I have no idea how to translate "roosterkoek" into English. First of all, it is not "koek" (cake) as called in Afrikaans, but rather bread. Let me rather explain what it is. It is pieces of normal bread dough, cut in portions of about 8x8 cm and then baked on a grill over coals. Maybe griddle cake would do…
Use the same recipe as for normal bread or, for an even faster method, use self-raising flour. The normal bread dough is tastier however.
a. When self raising flour is used, the flour is mixed with cold water, kneaded and rolled (or just flattened with your hands) and then it is ready to be cut and baked. It does not have to rise beforehand as it contains baking powder and will start rising the moment it lands on the grill.
b. Use the basic bread recipe. Let the dough rise for 30 minutes, knead back and then roll out to a thickness of 1 to 1.5 cm. Cut into pieces of 8 x 8 cm. Dust a flat dish or oven pan with flour to prevent the pieces from sticking. Preheat the pan slightly, pack the pieces in the dish, far enough apart so that they will not stick together when rising. Cover with plastic and place in a warm place to rise.
At a campfire or in a lapa it can be a problem to find a warm place in which to keep the dough. During the day, the best will then be to put it in a vehicle with closed windows parked in the sun or in the evening the dish can be placed in a container with lukewarm water. Replenish the water from time to time to keep the dough warm enough. A large cool bag with a hot water bottle or warm stones in it can also work. Be creative.
As soon as the roosterkoeke has risen to about double their original thickness, they can be placed on the grill. Keep them high from the coals in order to bake slowly without burning. Turn the frequently and if they are thick, you could even let them stand against each other on their sides from time to time.

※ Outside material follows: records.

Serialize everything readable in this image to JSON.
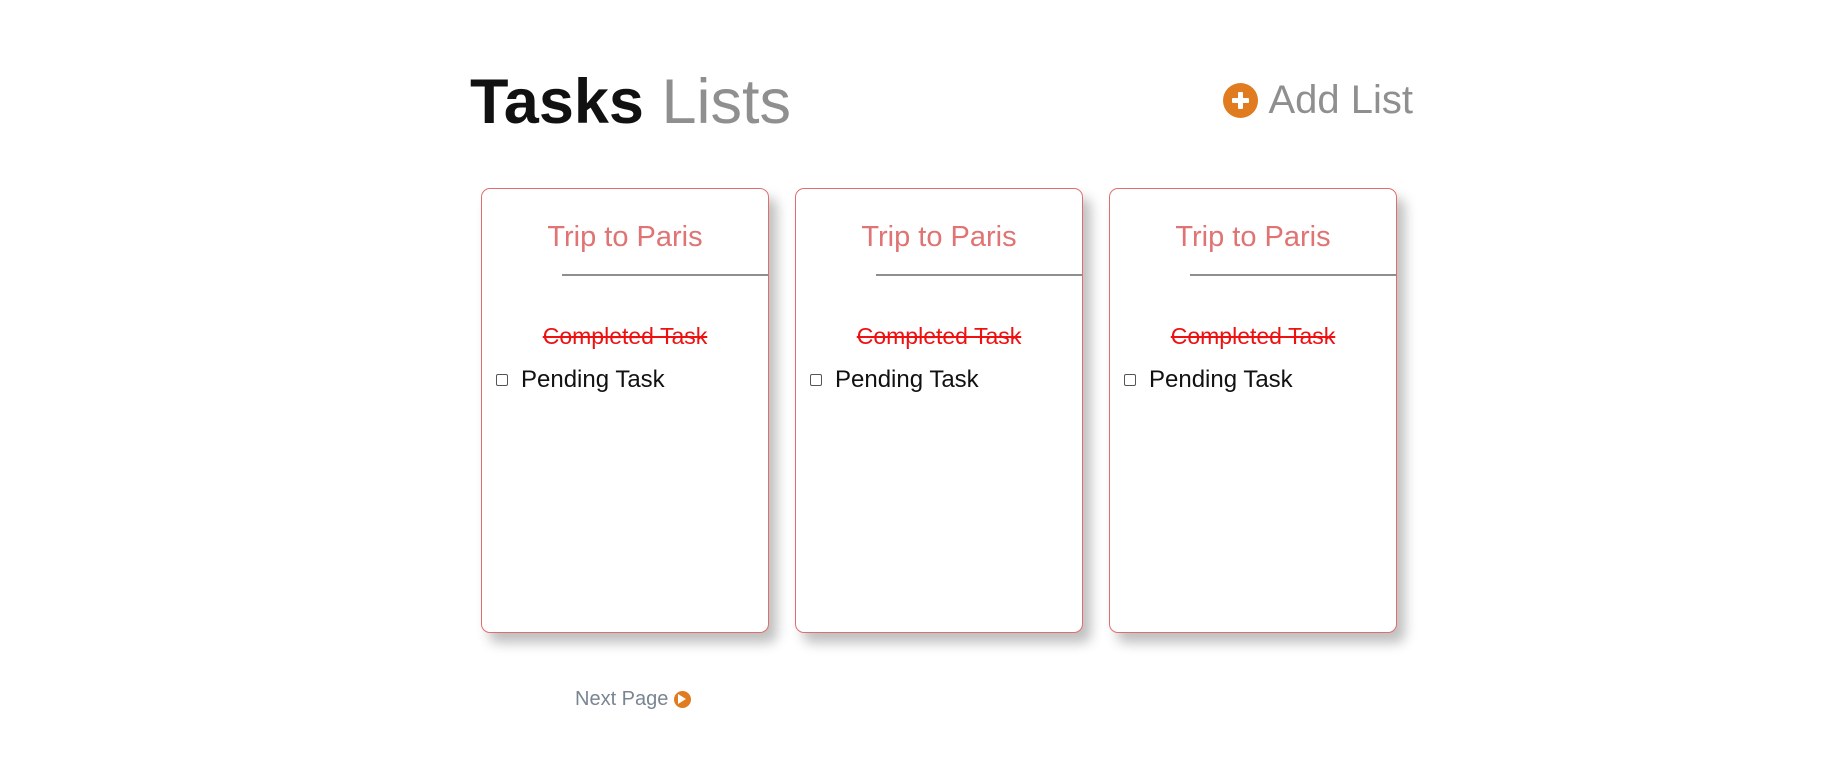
{
  "header": {
    "title_bold": "Tasks",
    "title_light": "Lists",
    "add_list_label": "Add List",
    "add_icon": "plus-circle-icon"
  },
  "lists": [
    {
      "title": "Trip to Paris",
      "completed_task": "Completed Task",
      "pending_task": "Pending Task",
      "pending_checked": false
    },
    {
      "title": "Trip to Paris",
      "completed_task": "Completed Task",
      "pending_task": "Pending Task",
      "pending_checked": false
    },
    {
      "title": "Trip to Paris",
      "completed_task": "Completed Task",
      "pending_task": "Pending Task",
      "pending_checked": false
    }
  ],
  "pagination": {
    "next_label": "Next Page",
    "next_icon": "arrow-circle-right-icon"
  },
  "colors": {
    "accent": "#e07b1f",
    "card_border": "#df6f6f",
    "list_title": "#e07373",
    "completed_text": "#ee1111",
    "muted": "#8f8f8f"
  }
}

The roosterkoeke are ready when they make a hollow sound when tapped. Slice open and spread with butter and jam.